The National Heavy Vehicle Regulator (NHVR) has released changes to the National Heavy Vehicle Accreditation Scheme (NHVAS) coming into effect on February 22. So, what does this mean, who is affected and how?
In November 2019, the Transport Infrastructure Council met and endorsed changes to the NHVAS Business Rules and Standards.
However, companies within the NHVAS will be given a full cycle of accreditation before these changes will be required.
Organisations have been in the firing line of late, with the NHVR recently handing out prohibition notices and suspending multiple organisations from operating due to not having the correct systems and adequate documentation in place.
This puts all companies at risk if they do not have reasonable steps in place to understand and enforce the new changes.
So, what are these changes? Well, the main changes being implanted by the NHVR are implementing are:

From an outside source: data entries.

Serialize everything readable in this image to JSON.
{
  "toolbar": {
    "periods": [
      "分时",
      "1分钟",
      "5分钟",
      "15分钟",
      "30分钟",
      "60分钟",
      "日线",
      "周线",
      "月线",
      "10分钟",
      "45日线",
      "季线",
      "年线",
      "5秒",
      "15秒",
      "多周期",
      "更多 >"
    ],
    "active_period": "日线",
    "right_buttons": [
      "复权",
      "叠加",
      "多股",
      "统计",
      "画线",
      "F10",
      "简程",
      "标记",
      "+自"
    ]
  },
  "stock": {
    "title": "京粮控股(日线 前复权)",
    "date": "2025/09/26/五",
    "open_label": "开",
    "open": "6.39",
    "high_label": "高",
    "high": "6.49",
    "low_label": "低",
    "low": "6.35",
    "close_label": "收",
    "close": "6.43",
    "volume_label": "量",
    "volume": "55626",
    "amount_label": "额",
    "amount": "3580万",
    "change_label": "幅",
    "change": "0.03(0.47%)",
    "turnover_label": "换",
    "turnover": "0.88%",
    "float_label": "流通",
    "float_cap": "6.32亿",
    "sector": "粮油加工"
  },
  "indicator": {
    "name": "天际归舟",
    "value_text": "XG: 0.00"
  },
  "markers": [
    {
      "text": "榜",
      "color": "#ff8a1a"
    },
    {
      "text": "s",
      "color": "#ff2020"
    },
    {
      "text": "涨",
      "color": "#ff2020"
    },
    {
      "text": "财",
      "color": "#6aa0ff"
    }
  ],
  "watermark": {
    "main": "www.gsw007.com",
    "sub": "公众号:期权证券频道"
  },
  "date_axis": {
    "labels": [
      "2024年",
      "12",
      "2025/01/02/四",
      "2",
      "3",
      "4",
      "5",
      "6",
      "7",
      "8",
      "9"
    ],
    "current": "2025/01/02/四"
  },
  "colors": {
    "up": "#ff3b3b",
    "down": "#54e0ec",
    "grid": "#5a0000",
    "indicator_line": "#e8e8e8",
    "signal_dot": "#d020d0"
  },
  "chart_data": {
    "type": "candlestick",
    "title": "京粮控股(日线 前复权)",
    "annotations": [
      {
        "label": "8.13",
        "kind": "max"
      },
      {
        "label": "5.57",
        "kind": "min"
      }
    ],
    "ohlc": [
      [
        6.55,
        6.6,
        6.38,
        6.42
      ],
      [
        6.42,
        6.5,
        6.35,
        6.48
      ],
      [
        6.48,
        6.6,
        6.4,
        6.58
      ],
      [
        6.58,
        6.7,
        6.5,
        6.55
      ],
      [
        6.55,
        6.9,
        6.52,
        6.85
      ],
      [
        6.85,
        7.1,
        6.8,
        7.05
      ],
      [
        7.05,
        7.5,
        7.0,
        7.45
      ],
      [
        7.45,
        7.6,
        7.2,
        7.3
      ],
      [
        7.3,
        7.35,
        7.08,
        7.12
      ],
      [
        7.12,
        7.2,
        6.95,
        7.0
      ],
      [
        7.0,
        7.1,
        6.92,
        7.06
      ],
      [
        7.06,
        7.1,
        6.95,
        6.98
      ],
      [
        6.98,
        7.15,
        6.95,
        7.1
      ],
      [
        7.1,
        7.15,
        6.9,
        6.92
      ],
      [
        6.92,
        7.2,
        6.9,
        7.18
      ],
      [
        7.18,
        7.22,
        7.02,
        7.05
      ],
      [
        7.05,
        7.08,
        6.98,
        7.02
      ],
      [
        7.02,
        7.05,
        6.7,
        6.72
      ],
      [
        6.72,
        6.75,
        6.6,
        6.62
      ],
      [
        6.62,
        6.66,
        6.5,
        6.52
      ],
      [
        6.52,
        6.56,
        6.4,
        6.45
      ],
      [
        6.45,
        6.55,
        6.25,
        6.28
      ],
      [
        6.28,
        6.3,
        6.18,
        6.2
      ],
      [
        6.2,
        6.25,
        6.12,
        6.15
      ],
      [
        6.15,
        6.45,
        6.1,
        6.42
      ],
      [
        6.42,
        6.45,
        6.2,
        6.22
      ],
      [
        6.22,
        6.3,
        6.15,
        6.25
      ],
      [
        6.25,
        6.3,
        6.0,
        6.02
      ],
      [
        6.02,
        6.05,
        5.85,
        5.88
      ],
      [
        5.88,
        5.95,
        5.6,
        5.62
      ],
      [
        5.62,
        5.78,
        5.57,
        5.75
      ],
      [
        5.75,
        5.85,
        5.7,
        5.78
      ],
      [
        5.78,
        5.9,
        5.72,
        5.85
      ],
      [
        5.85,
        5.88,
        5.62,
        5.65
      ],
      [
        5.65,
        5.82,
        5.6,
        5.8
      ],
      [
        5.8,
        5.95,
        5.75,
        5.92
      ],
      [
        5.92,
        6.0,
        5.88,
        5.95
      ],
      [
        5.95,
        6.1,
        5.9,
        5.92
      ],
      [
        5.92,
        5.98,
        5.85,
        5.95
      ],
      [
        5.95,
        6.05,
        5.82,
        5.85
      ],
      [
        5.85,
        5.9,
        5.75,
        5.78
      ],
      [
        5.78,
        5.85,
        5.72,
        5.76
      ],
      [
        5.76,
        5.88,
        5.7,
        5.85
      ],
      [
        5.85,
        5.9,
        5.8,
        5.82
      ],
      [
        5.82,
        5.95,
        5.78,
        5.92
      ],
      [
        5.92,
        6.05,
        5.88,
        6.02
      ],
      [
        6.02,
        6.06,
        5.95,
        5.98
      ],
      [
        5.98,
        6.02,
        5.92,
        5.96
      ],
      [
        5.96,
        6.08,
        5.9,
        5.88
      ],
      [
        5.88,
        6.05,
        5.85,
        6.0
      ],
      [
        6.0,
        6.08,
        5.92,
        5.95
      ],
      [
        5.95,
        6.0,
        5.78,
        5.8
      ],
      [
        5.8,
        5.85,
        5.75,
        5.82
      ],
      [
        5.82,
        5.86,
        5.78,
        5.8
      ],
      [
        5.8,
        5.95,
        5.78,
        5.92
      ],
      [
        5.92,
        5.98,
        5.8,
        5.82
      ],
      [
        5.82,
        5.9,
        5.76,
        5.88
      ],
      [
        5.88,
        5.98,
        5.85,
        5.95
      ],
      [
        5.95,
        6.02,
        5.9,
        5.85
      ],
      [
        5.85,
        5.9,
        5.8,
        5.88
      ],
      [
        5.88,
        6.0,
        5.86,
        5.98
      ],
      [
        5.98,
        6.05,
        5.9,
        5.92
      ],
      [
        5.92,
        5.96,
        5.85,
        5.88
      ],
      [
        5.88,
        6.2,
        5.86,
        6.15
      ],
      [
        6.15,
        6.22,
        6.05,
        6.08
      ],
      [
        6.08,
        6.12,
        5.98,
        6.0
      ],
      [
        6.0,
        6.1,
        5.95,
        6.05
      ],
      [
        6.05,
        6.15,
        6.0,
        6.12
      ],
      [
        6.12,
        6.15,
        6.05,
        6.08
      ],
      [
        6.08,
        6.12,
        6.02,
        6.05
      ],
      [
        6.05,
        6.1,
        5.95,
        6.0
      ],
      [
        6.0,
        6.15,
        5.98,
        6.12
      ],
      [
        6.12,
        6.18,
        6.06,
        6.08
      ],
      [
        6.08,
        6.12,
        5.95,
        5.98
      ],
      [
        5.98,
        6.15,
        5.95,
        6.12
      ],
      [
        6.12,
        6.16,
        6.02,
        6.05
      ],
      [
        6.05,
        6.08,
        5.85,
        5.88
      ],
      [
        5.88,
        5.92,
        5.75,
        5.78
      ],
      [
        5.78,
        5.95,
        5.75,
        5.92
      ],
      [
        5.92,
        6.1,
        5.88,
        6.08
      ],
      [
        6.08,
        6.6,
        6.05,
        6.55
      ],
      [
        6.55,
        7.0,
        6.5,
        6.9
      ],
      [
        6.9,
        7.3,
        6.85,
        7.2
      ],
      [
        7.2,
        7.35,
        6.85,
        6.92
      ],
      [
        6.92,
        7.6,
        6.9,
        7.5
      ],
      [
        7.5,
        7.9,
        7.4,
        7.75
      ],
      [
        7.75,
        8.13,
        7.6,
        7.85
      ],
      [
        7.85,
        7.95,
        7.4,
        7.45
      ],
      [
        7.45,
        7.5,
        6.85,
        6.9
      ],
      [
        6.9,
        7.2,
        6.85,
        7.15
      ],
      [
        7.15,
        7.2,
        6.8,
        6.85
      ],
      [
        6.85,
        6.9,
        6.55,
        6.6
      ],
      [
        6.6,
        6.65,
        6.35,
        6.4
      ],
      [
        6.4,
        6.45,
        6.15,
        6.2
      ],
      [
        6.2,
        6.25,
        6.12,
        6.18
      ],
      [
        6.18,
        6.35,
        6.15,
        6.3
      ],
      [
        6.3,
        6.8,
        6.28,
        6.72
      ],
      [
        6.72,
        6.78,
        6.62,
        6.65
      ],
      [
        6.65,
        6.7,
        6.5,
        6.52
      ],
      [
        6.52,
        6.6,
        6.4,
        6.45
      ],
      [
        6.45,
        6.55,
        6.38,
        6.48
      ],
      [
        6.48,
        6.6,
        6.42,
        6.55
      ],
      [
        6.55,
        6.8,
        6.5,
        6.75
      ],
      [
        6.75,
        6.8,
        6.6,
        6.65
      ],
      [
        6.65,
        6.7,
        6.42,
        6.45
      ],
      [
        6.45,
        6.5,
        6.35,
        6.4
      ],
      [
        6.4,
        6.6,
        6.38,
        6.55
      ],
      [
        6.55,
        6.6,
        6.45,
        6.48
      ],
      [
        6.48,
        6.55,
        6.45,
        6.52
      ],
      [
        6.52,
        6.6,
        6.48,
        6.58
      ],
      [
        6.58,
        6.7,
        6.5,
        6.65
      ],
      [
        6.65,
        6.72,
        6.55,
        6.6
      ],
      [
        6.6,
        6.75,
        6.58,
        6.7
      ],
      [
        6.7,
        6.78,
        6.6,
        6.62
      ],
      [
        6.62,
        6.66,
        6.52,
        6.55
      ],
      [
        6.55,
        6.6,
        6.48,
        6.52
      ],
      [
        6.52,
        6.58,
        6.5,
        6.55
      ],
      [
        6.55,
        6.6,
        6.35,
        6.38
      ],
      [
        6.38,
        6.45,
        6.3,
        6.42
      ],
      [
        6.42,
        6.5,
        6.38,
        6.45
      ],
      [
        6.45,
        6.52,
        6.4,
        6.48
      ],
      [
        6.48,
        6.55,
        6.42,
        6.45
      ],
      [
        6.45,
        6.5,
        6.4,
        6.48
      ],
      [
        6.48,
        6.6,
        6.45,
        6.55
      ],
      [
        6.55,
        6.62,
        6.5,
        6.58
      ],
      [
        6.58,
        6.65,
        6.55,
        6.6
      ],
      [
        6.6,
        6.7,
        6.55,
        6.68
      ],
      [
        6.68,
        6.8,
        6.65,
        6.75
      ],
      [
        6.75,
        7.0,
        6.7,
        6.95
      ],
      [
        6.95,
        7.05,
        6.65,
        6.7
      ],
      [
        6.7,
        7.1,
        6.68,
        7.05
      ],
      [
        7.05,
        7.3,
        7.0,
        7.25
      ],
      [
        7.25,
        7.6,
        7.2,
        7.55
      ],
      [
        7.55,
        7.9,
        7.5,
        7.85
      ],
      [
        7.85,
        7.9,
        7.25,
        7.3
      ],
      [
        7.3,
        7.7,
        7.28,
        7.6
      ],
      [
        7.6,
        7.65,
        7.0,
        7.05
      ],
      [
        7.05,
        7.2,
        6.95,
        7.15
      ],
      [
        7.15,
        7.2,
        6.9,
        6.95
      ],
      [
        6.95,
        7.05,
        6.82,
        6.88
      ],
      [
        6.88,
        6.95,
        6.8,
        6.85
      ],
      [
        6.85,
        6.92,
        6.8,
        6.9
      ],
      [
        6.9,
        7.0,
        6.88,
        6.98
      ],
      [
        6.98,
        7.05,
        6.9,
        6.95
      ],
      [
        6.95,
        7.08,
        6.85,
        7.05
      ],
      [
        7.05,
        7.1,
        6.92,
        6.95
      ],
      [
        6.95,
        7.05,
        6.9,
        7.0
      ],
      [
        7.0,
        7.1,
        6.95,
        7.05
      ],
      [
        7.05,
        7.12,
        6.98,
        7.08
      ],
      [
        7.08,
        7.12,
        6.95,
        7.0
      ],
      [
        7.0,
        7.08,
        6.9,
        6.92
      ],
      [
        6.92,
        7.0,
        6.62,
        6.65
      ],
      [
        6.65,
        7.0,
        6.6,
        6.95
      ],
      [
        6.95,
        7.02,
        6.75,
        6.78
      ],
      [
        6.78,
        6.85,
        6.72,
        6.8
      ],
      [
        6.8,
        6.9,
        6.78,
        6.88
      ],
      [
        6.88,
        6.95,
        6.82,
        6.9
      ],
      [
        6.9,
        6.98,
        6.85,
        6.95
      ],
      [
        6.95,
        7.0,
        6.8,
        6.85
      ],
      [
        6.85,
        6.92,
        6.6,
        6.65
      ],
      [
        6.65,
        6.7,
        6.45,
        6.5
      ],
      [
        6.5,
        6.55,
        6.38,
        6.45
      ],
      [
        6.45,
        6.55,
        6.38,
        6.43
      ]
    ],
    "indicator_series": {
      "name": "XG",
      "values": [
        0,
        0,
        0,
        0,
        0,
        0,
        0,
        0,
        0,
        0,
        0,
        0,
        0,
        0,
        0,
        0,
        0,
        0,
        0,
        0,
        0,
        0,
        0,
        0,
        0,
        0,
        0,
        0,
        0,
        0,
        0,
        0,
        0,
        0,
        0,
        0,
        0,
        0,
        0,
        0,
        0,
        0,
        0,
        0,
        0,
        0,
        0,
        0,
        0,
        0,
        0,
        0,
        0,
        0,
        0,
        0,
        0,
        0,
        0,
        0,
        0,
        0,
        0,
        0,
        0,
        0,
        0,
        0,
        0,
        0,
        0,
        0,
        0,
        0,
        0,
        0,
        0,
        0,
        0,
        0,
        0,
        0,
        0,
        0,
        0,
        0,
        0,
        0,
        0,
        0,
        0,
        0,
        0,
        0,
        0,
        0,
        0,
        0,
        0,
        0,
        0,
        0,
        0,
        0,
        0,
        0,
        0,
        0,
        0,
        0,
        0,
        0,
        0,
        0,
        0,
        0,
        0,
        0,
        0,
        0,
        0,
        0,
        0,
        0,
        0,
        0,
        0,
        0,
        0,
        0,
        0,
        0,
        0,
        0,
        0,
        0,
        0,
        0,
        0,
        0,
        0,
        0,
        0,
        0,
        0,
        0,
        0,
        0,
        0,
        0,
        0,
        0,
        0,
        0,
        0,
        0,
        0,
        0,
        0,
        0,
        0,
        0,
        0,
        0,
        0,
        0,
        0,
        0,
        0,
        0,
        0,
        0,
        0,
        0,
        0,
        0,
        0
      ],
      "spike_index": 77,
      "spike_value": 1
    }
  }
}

• Advanced and Basic Fatigue Management (ABFM) will now use the same seven standards.
• Turntable and tow couplings are to be checked daily ensuring, that the vehicle is meeting the workplace safety legislation.
• Vehicles are to be inspected by a qualified mechanic annually.
• Operators will now be required to report any significant incidents as a notifiable occurrence.
• A register of infringements and defects is also required to be kept.
Sounds simple right? However, this is only five of the 17 changes that are going to be implemented in the updated scheme. So, what can be done to avoid trouble with the NHVR?
Some changes are quite simple and inexpensive such as, as including inspection of tow couplings into pre-start check lists/books or existing systems or creating a system for infringements and defects.
While other changes are slightly more complex such as ensuring the vehicle is meeting the workplace safety legislations.
This could be done by having an air conditioning system (reducing fatigue) in the sleeper birth as well as having an ADR 42 compliant sleeper.
If the company does not have these things, they will need to provide documentation to explain how these requirements will be met.
Whilst we welcome these changes that are making our industry safer, it raises the question. Why has it has taken NHVR over 15 months for these changes to be implemented? Will organisations understand the new requirements and amendments needed before the changeover date?
The one thing we would hate to see is organisations purchasing Fatigue, Mass and Maintenance manuals, which could be upwards of $1,000.00 per manual, when amendments could be made within current manuals and business structures to align with the new requirements for a fraction of the cost.